## PROBLEM DESCRIPTION
Report how many lines in the data include "anderen", with the number as the only reply.

## DATA RECORDS
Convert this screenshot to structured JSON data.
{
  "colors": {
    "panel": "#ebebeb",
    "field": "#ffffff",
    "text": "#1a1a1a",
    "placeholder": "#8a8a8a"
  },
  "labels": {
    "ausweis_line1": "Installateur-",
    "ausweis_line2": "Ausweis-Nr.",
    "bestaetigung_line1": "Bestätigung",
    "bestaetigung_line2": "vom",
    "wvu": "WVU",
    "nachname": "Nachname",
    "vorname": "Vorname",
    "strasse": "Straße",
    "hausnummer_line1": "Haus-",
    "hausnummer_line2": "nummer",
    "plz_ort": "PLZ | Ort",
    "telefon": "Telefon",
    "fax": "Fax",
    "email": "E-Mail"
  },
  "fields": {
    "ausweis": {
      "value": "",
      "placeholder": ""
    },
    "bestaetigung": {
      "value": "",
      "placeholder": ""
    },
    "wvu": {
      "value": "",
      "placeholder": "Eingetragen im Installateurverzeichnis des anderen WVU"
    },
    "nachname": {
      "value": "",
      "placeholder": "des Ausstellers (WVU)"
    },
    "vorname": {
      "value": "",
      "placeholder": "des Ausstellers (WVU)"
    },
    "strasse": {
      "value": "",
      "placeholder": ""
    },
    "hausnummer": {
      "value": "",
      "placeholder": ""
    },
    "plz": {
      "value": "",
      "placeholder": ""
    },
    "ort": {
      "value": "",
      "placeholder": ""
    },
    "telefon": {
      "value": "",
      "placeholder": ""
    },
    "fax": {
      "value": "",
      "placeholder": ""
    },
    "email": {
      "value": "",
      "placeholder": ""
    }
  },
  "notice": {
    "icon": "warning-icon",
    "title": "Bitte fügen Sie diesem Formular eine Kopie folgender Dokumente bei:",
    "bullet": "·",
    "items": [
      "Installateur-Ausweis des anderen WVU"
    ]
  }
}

## COMPLETED EXERCISE
2